▶ WORK REQUIRED
If a record holds a picture, drop the picture and repeat everything else word for word.

▶ GIVEN RECORDS
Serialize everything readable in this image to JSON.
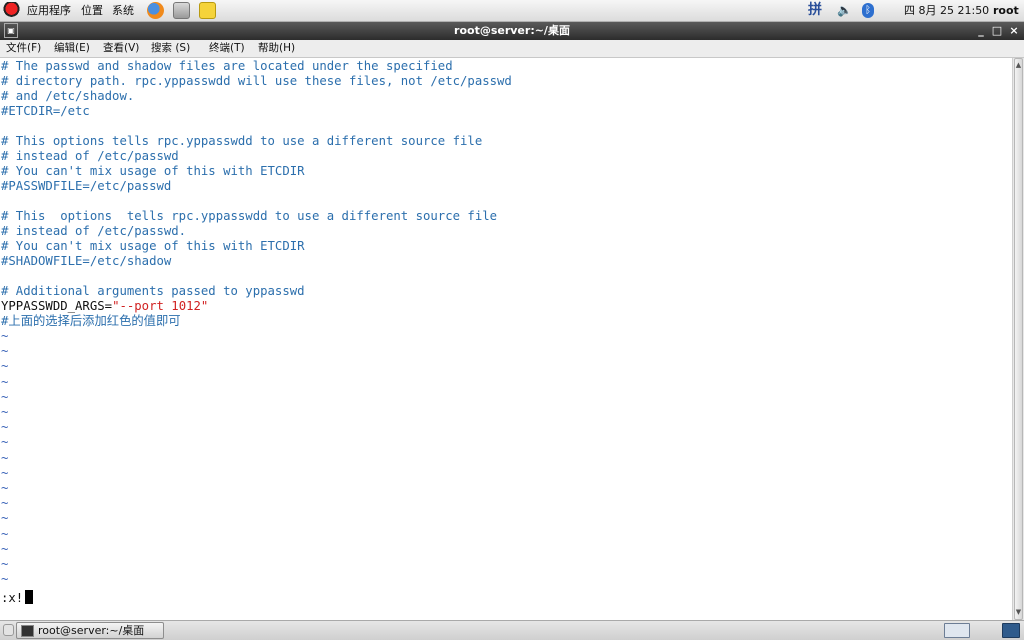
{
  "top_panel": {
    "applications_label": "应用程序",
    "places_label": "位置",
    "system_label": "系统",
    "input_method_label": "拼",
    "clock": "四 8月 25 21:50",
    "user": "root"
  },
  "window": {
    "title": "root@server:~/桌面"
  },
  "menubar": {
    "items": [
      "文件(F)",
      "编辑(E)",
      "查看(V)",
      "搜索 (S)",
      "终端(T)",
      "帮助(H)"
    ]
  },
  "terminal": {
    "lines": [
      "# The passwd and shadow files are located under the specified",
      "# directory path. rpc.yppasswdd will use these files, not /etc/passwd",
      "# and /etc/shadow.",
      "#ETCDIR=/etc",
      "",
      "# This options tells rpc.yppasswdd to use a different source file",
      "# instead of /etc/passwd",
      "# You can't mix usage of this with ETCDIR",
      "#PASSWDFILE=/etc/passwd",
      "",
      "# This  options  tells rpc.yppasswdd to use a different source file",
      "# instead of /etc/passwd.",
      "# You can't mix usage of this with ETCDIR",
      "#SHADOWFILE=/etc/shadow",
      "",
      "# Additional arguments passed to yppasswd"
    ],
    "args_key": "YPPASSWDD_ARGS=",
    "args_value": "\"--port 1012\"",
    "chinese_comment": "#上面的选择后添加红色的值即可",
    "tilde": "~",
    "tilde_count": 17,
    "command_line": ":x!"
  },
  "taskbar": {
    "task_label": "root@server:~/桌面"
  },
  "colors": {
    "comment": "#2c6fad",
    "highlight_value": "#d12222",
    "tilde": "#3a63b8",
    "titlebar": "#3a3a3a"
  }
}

▶ SOLUTION
Serialize everything readable in this image to JSON.
{
  "top_panel": {
    "applications_label": "应用程序",
    "places_label": "位置",
    "system_label": "系统",
    "input_method_label": "拼",
    "clock": "四 8月 25 21:50",
    "user": "root"
  },
  "window": {
    "title": "root@server:~/桌面"
  },
  "menubar": {
    "items": [
      "文件(F)",
      "编辑(E)",
      "查看(V)",
      "搜索 (S)",
      "终端(T)",
      "帮助(H)"
    ]
  },
  "terminal": {
    "lines": [
      "# The passwd and shadow files are located under the specified",
      "# directory path. rpc.yppasswdd will use these files, not /etc/passwd",
      "# and /etc/shadow.",
      "#ETCDIR=/etc",
      "",
      "# This options tells rpc.yppasswdd to use a different source file",
      "# instead of /etc/passwd",
      "# You can't mix usage of this with ETCDIR",
      "#PASSWDFILE=/etc/passwd",
      "",
      "# This  options  tells rpc.yppasswdd to use a different source file",
      "# instead of /etc/passwd.",
      "# You can't mix usage of this with ETCDIR",
      "#SHADOWFILE=/etc/shadow",
      "",
      "# Additional arguments passed to yppasswd"
    ],
    "args_key": "YPPASSWDD_ARGS=",
    "args_value": "\"--port 1012\"",
    "chinese_comment": "#上面的选择后添加红色的值即可",
    "tilde": "~",
    "tilde_count": 17,
    "command_line": ":x!"
  },
  "taskbar": {
    "task_label": "root@server:~/桌面"
  },
  "colors": {
    "comment": "#2c6fad",
    "highlight_value": "#d12222",
    "tilde": "#3a63b8",
    "titlebar": "#3a3a3a"
  }
}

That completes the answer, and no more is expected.